Records supplied:
▬▬▬▬▬▬

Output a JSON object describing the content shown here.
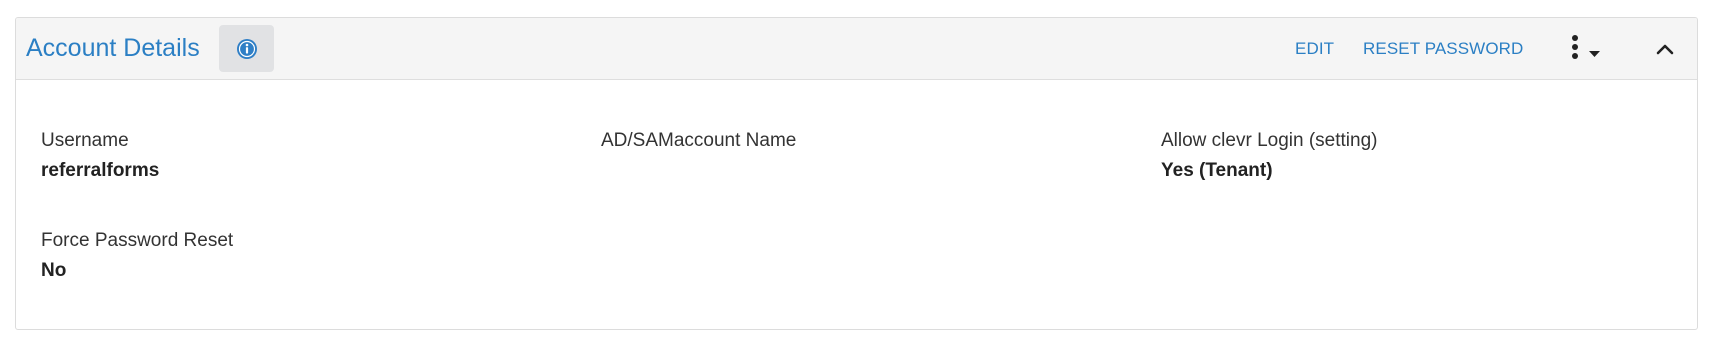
{
  "panel": {
    "title": "Account Details",
    "info_icon": "info-circle-icon",
    "actions": {
      "edit_label": "EDIT",
      "reset_password_label": "RESET PASSWORD",
      "more_icon": "vertical-ellipsis-icon",
      "dropdown_icon": "caret-down-icon",
      "collapse_icon": "chevron-up-icon"
    }
  },
  "fields": {
    "username": {
      "label": "Username",
      "value": "referralforms"
    },
    "ad_samaccount_name": {
      "label": "AD/SAMaccount Name",
      "value": ""
    },
    "allow_clevr_login": {
      "label": "Allow clevr Login (setting)",
      "value": "Yes (Tenant)"
    },
    "force_password_reset": {
      "label": "Force Password Reset",
      "value": "No"
    }
  },
  "colors": {
    "accent": "#2b7fc4",
    "header_bg": "#f5f5f5",
    "info_button_bg": "#e1e2e4",
    "border": "#dcdcdc"
  }
}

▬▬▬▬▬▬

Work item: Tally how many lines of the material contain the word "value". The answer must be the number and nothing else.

Exercise response: 4